Don’t miss out. Stay Informed. Get EcoWatch’s Top News of the Day.
As new vertical farms continue to open across the nation, a South Philly warehouse is churning out fresh, local produce 365 days a year and cutting the distance food needs to travel to get to local restaurants, grocery stores and plates.
Metropolis Farms is not only the first indoor hydroponic vertical farm in Philadelphia, it’s the first vegan-certified farm in the nation and the only known vertical farm to operate on the second floor of a building.
“The landlord had faith in us to let us put thousands of pounds of water over his head and prove that it wouldn’t leak,” Metropolis Farms president Jack Griffin told NewsWorks. “That makes it possible for others to try it. Proving it by showing it is a different thing from just talking about it.”
A vegan farm means no pesticides, herbicides, animal manure and animal bi-products. The company boasts that they were certified under the rigorous standards of the American Vegetarian Association.
“According to the CDC, green leafy vegetables grown in manure is one of the top sources of food poisoning,” Griffin told Philly.com. To prevent pests, the farm places carnivorous plants between the towers to lure and kill bugs.
Using artificial lighting, climate control and other patented farming techniques, stacks of plants flourish in tall towers inside the South Water Street building (that’s located “just minutes from the south Philly Italian market made famous in the Rocky movies,” as the venture points out on their website). The farm also reduces its energy output through the use of robotics and hopes to transition to solar energy soon.

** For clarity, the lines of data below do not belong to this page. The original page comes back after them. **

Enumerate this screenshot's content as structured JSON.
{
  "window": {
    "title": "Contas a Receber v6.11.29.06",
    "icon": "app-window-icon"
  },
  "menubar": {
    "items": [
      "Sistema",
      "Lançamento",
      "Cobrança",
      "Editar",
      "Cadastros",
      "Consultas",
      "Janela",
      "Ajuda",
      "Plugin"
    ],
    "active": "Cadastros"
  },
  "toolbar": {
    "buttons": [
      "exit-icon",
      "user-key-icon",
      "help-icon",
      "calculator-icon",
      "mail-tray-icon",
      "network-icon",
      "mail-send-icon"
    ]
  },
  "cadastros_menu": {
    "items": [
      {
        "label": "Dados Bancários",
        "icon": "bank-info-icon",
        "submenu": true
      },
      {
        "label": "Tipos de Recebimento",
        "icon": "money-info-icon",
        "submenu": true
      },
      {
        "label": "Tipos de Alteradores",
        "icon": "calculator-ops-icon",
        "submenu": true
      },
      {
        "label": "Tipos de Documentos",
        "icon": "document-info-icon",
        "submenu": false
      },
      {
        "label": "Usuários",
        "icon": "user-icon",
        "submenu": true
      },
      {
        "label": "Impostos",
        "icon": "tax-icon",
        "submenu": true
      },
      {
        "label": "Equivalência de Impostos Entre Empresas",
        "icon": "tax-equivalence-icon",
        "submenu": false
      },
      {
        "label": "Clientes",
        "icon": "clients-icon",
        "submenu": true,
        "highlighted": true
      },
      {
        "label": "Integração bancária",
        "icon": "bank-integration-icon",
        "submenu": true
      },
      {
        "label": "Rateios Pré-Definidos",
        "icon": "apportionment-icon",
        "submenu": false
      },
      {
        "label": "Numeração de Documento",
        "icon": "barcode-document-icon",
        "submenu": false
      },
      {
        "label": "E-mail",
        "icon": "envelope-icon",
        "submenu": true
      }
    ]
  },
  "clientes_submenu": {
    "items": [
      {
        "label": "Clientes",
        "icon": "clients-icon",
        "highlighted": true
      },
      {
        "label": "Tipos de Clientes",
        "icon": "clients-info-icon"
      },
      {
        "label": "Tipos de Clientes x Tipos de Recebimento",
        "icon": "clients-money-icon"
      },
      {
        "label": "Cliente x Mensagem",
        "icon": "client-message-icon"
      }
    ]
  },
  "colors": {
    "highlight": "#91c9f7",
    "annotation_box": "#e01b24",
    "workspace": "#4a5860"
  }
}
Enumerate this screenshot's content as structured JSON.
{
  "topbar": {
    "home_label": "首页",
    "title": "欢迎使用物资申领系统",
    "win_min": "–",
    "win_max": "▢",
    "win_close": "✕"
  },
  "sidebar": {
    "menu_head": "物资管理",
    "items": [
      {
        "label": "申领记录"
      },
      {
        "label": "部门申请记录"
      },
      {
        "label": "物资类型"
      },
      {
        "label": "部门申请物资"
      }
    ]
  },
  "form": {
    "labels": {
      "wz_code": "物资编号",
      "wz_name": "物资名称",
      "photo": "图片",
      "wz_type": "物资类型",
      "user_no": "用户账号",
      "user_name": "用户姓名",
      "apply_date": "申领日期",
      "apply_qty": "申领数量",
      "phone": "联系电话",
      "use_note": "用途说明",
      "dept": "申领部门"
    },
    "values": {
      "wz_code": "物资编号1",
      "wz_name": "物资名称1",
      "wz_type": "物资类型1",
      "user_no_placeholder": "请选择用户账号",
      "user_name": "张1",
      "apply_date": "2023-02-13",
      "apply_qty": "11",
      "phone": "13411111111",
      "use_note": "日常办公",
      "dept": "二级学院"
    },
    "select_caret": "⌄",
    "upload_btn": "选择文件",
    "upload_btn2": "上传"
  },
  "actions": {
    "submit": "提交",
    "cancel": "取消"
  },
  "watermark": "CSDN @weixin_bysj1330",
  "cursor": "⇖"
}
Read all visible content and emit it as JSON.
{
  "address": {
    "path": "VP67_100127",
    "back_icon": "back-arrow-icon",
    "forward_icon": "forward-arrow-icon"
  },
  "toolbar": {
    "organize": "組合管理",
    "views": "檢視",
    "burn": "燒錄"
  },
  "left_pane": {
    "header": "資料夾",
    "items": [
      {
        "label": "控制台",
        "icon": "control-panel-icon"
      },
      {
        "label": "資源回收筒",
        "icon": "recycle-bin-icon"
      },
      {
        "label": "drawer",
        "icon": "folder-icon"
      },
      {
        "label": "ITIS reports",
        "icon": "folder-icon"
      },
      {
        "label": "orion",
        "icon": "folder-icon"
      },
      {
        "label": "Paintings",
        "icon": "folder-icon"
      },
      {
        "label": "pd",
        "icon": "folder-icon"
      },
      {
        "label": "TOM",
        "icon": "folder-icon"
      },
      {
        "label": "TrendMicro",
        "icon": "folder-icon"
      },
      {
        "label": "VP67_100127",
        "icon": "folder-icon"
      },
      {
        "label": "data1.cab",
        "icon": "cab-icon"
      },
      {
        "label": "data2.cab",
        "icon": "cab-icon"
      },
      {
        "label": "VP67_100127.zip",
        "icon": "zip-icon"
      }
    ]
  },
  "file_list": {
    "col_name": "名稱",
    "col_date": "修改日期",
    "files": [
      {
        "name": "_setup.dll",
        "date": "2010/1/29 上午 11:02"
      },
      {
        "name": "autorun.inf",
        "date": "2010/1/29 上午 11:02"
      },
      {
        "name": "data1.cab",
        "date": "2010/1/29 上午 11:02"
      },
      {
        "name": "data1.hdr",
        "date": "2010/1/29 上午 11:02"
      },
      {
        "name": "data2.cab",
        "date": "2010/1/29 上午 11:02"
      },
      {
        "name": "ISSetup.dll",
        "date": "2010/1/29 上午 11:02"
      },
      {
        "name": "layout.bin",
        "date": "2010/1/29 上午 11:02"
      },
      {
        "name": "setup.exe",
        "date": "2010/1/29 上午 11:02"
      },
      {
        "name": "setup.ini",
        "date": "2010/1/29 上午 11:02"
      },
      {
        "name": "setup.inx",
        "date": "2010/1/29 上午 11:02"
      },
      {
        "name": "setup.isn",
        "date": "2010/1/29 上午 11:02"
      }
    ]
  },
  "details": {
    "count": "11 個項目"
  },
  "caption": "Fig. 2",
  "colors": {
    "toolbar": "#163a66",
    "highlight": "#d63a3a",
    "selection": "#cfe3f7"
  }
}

Metropolis Farms grows herbs, greens, tomatoes and more crops year round in a very small space—about 120,000 plants in only 36 square feet—and with a lot less water by using hydroponics. The farm claims to use 98 percent less water since it just recirculates and 82 percent less energy compared to conventional and organic farms.
“The innovation here is density, as well as energy and water conservation,” Griffin told Technically Philly. “We can grow more food in less space using less energy and water. The result is that I can replace 44,000 square feet with 36 square feet. When you hear those numbers, it kind of makes sense.”
Pages: 1 • 2